[Opening DATA IN THIS EXERCISE section]
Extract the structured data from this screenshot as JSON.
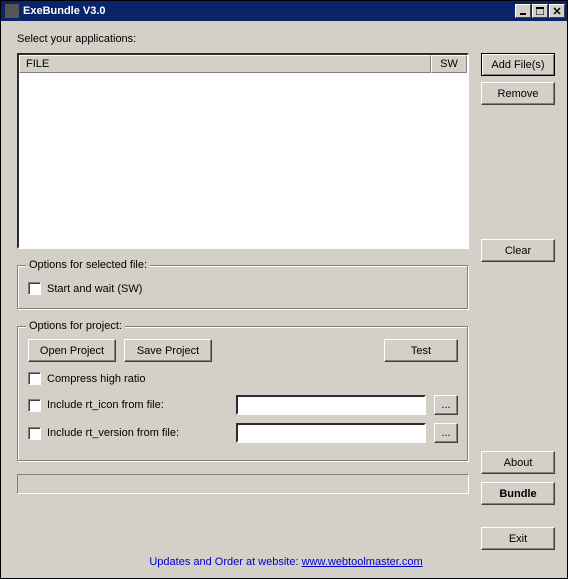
{
  "window": {
    "title": "ExeBundle V3.0"
  },
  "main": {
    "select_label": "Select your applications:",
    "listview": {
      "col_file": "FILE",
      "col_sw": "SW"
    },
    "buttons": {
      "add_files": "Add File(s)",
      "remove": "Remove",
      "clear": "Clear",
      "about": "About",
      "bundle": "Bundle",
      "exit": "Exit"
    }
  },
  "group_selected": {
    "legend": "Options for selected file:",
    "start_and_wait": "Start and wait (SW)"
  },
  "group_project": {
    "legend": "Options for project:",
    "open_project": "Open Project",
    "save_project": "Save Project",
    "test": "Test",
    "compress": "Compress high ratio",
    "include_icon": "Include rt_icon from file:",
    "include_version": "Include rt_version from file:",
    "browse": "...",
    "icon_path": "",
    "version_path": ""
  },
  "footer": {
    "prefix": "Updates and Order at website: ",
    "link": "www.webtoolmaster.com"
  }
}
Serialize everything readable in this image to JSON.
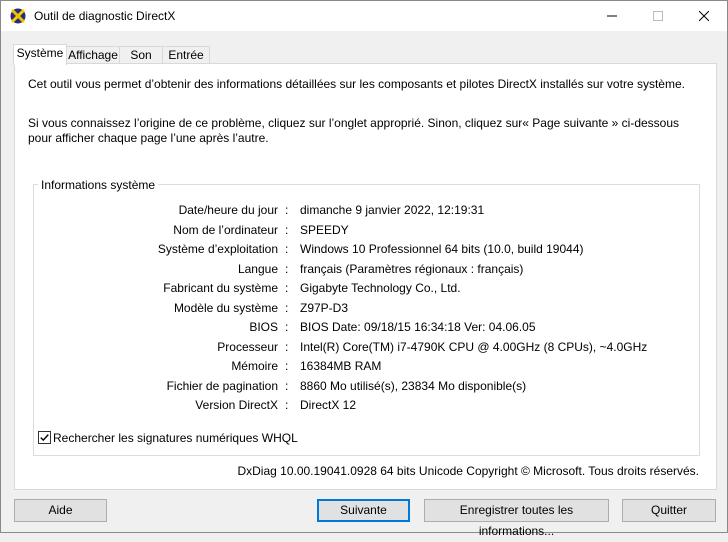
{
  "window": {
    "title": "Outil de diagnostic DirectX"
  },
  "tabs": [
    {
      "label": "Système"
    },
    {
      "label": "Affichage"
    },
    {
      "label": "Son"
    },
    {
      "label": "Entrée"
    }
  ],
  "intro": {
    "line1": "Cet outil vous permet d’obtenir des informations détaillées sur les composants et pilotes DirectX installés sur votre système.",
    "line2": "Si vous connaissez l’origine de ce problème, cliquez sur l’onglet approprié. Sinon, cliquez sur« Page suivante » ci-dessous pour afficher chaque page l’une après l’autre."
  },
  "system_info": {
    "title": "Informations système",
    "rows": [
      {
        "label": "Date/heure du jour",
        "value": "dimanche 9 janvier 2022, 12:19:31"
      },
      {
        "label": "Nom de l’ordinateur",
        "value": "SPEEDY"
      },
      {
        "label": "Système d’exploitation",
        "value": "Windows 10 Professionnel 64 bits (10.0, build 19044)"
      },
      {
        "label": "Langue",
        "value": "français (Paramètres régionaux : français)"
      },
      {
        "label": "Fabricant du système",
        "value": "Gigabyte Technology Co., Ltd."
      },
      {
        "label": "Modèle du système",
        "value": "Z97P-D3"
      },
      {
        "label": "BIOS",
        "value": "BIOS Date: 09/18/15 16:34:18 Ver: 04.06.05"
      },
      {
        "label": "Processeur",
        "value": "Intel(R) Core(TM) i7-4790K CPU @ 4.00GHz (8 CPUs), ~4.0GHz"
      },
      {
        "label": "Mémoire",
        "value": "16384MB RAM"
      },
      {
        "label": "Fichier de pagination",
        "value": "8860 Mo utilisé(s), 23834 Mo disponible(s)"
      },
      {
        "label": "Version DirectX",
        "value": "DirectX 12"
      }
    ],
    "colon": ":"
  },
  "whql": {
    "label": "Rechercher les signatures numériques WHQL",
    "checked": true
  },
  "copyright": "DxDiag 10.00.19041.0928 64 bits Unicode Copyright © Microsoft. Tous droits réservés.",
  "buttons": {
    "help": "Aide",
    "next": "Suivante",
    "save_all": "Enregistrer toutes les informations...",
    "quit": "Quitter"
  },
  "icons": {
    "app": "directx-icon",
    "minimize": "minimize-icon",
    "maximize": "maximize-icon",
    "close": "close-icon",
    "check": "checkmark-icon"
  },
  "colors": {
    "accent": "#0078d7"
  }
}
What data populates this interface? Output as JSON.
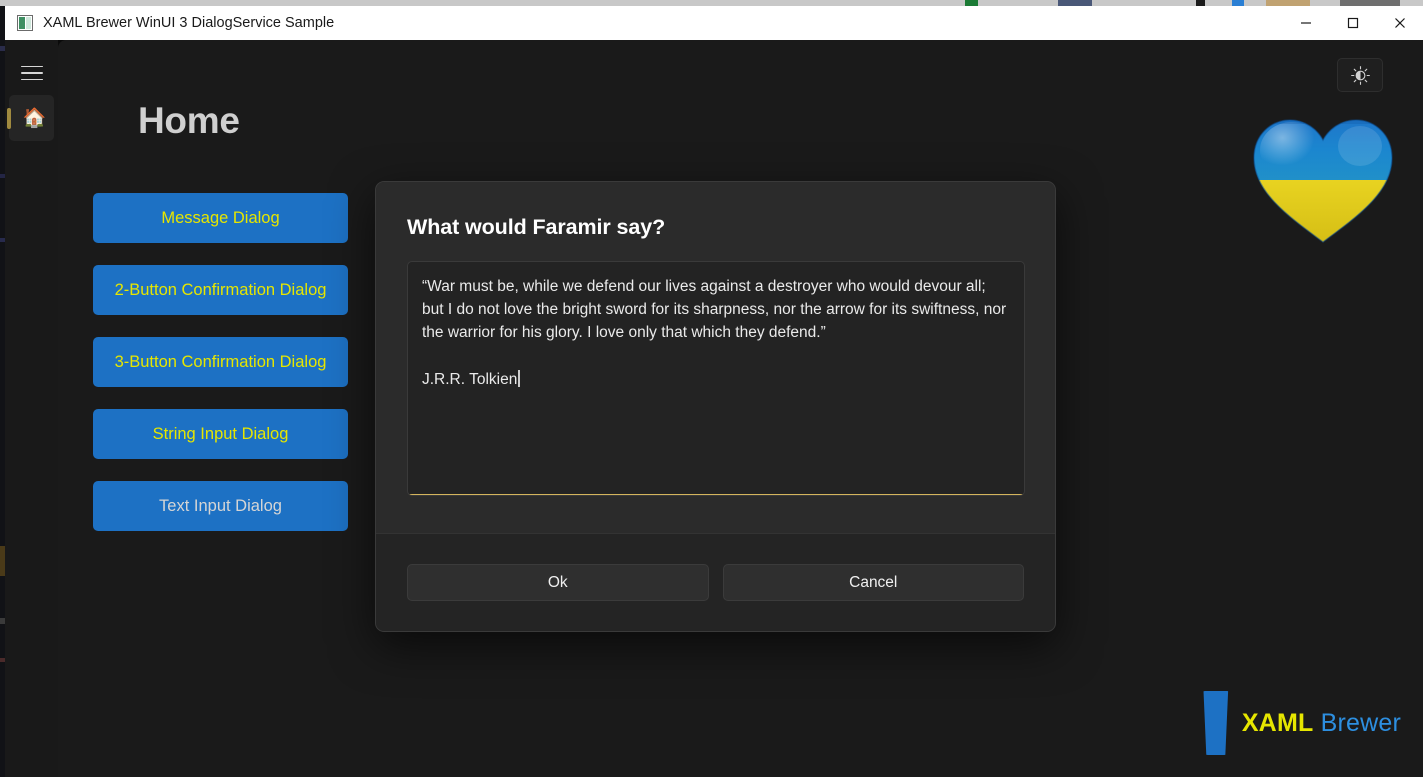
{
  "window": {
    "title": "XAML Brewer WinUI 3 DialogService Sample",
    "app_icon": "app-tile-icon",
    "controls": {
      "minimize": "minimize-icon",
      "maximize": "maximize-icon",
      "close": "close-icon"
    }
  },
  "navrail": {
    "menu_icon": "hamburger-icon",
    "items": [
      {
        "icon": "house-emoji",
        "glyph": "🏠",
        "label": "Home",
        "selected": true
      }
    ]
  },
  "page": {
    "title": "Home",
    "theme_toggle_icon": "brightness-sun-icon",
    "heart_icon": "ukraine-heart-icon",
    "help_label": "?",
    "brand": {
      "glass_icon": "beer-glass-icon",
      "name_first": "XAML",
      "name_second": "Brewer"
    }
  },
  "actions": {
    "buttons": [
      {
        "label": "Message Dialog",
        "style": "accent-yellow"
      },
      {
        "label": "2-Button Confirmation Dialog",
        "style": "accent-yellow"
      },
      {
        "label": "3-Button Confirmation Dialog",
        "style": "accent-yellow"
      },
      {
        "label": "String Input Dialog",
        "style": "accent-yellow"
      },
      {
        "label": "Text Input Dialog",
        "style": "accent-plain"
      }
    ]
  },
  "dialog": {
    "title": "What would Faramir say?",
    "textbox": {
      "quote": "“War must be, while we defend our lives against a destroyer who would devour all; but I do not love the bright sword for its sharpness, nor the arrow for its swiftness, nor the warrior for his glory. I love only that which they defend.”",
      "author": "J.R.R. Tolkien",
      "focused": true,
      "accent_color": "#d4b45c"
    },
    "primary_button": "Ok",
    "secondary_button": "Cancel"
  },
  "colors": {
    "accent_blue": "#1d71c4",
    "accent_yellow": "#e6e600",
    "surface": "#1a1a1a",
    "dialog_surface": "#2b2b2b",
    "titlebar": "#ffffff"
  }
}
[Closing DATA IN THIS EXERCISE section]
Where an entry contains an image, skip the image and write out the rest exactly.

RESPONSE FOR THIS EXERCISE:
Extract the structured data from this screenshot as JSON.
{
  "window": {
    "title": "ExeBundle V3.0"
  },
  "main": {
    "select_label": "Select your applications:",
    "listview": {
      "col_file": "FILE",
      "col_sw": "SW"
    },
    "buttons": {
      "add_files": "Add File(s)",
      "remove": "Remove",
      "clear": "Clear",
      "about": "About",
      "bundle": "Bundle",
      "exit": "Exit"
    }
  },
  "group_selected": {
    "legend": "Options for selected file:",
    "start_and_wait": "Start and wait (SW)"
  },
  "group_project": {
    "legend": "Options for project:",
    "open_project": "Open Project",
    "save_project": "Save Project",
    "test": "Test",
    "compress": "Compress high ratio",
    "include_icon": "Include rt_icon from file:",
    "include_version": "Include rt_version from file:",
    "browse": "...",
    "icon_path": "",
    "version_path": ""
  },
  "footer": {
    "prefix": "Updates and Order at website: ",
    "link": "www.webtoolmaster.com"
  }
}
Serialize everything readable in this image to JSON.
{
  "window": {
    "title": "Outil de diagnostic DirectX"
  },
  "tabs": [
    {
      "label": "Système"
    },
    {
      "label": "Affichage"
    },
    {
      "label": "Son"
    },
    {
      "label": "Entrée"
    }
  ],
  "intro": {
    "line1": "Cet outil vous permet d’obtenir des informations détaillées sur les composants et pilotes DirectX installés sur votre système.",
    "line2": "Si vous connaissez l’origine de ce problème, cliquez sur l’onglet approprié. Sinon, cliquez sur« Page suivante » ci-dessous pour afficher chaque page l’une après l’autre."
  },
  "system_info": {
    "title": "Informations système",
    "rows": [
      {
        "label": "Date/heure du jour",
        "value": "dimanche 9 janvier 2022, 12:19:31"
      },
      {
        "label": "Nom de l’ordinateur",
        "value": "SPEEDY"
      },
      {
        "label": "Système d’exploitation",
        "value": "Windows 10 Professionnel 64 bits (10.0, build 19044)"
      },
      {
        "label": "Langue",
        "value": "français (Paramètres régionaux : français)"
      },
      {
        "label": "Fabricant du système",
        "value": "Gigabyte Technology Co., Ltd."
      },
      {
        "label": "Modèle du système",
        "value": "Z97P-D3"
      },
      {
        "label": "BIOS",
        "value": "BIOS Date: 09/18/15 16:34:18 Ver: 04.06.05"
      },
      {
        "label": "Processeur",
        "value": "Intel(R) Core(TM) i7-4790K CPU @ 4.00GHz (8 CPUs), ~4.0GHz"
      },
      {
        "label": "Mémoire",
        "value": "16384MB RAM"
      },
      {
        "label": "Fichier de pagination",
        "value": "8860 Mo utilisé(s), 23834 Mo disponible(s)"
      },
      {
        "label": "Version DirectX",
        "value": "DirectX 12"
      }
    ],
    "colon": ":"
  },
  "whql": {
    "label": "Rechercher les signatures numériques WHQL",
    "checked": true
  },
  "copyright": "DxDiag 10.00.19041.0928 64 bits Unicode Copyright © Microsoft. Tous droits réservés.",
  "buttons": {
    "help": "Aide",
    "next": "Suivante",
    "save_all": "Enregistrer toutes les informations...",
    "quit": "Quitter"
  },
  "icons": {
    "app": "directx-icon",
    "minimize": "minimize-icon",
    "maximize": "maximize-icon",
    "close": "close-icon",
    "check": "checkmark-icon"
  },
  "colors": {
    "accent": "#0078d7"
  }
}
What data populates this interface? Output as JSON.
{
  "window": {
    "title": "XAML Brewer WinUI 3 DialogService Sample",
    "app_icon": "app-tile-icon",
    "controls": {
      "minimize": "minimize-icon",
      "maximize": "maximize-icon",
      "close": "close-icon"
    }
  },
  "navrail": {
    "menu_icon": "hamburger-icon",
    "items": [
      {
        "icon": "house-emoji",
        "glyph": "🏠",
        "label": "Home",
        "selected": true
      }
    ]
  },
  "page": {
    "title": "Home",
    "theme_toggle_icon": "brightness-sun-icon",
    "heart_icon": "ukraine-heart-icon",
    "help_label": "?",
    "brand": {
      "glass_icon": "beer-glass-icon",
      "name_first": "XAML",
      "name_second": "Brewer"
    }
  },
  "actions": {
    "buttons": [
      {
        "label": "Message Dialog",
        "style": "accent-yellow"
      },
      {
        "label": "2-Button Confirmation Dialog",
        "style": "accent-yellow"
      },
      {
        "label": "3-Button Confirmation Dialog",
        "style": "accent-yellow"
      },
      {
        "label": "String Input Dialog",
        "style": "accent-yellow"
      },
      {
        "label": "Text Input Dialog",
        "style": "accent-plain"
      }
    ]
  },
  "dialog": {
    "title": "What would Faramir say?",
    "textbox": {
      "quote": "“War must be, while we defend our lives against a destroyer who would devour all; but I do not love the bright sword for its sharpness, nor the arrow for its swiftness, nor the warrior for his glory. I love only that which they defend.”",
      "author": "J.R.R. Tolkien",
      "focused": true,
      "accent_color": "#d4b45c"
    },
    "primary_button": "Ok",
    "secondary_button": "Cancel"
  },
  "colors": {
    "accent_blue": "#1d71c4",
    "accent_yellow": "#e6e600",
    "surface": "#1a1a1a",
    "dialog_surface": "#2b2b2b",
    "titlebar": "#ffffff"
  }
}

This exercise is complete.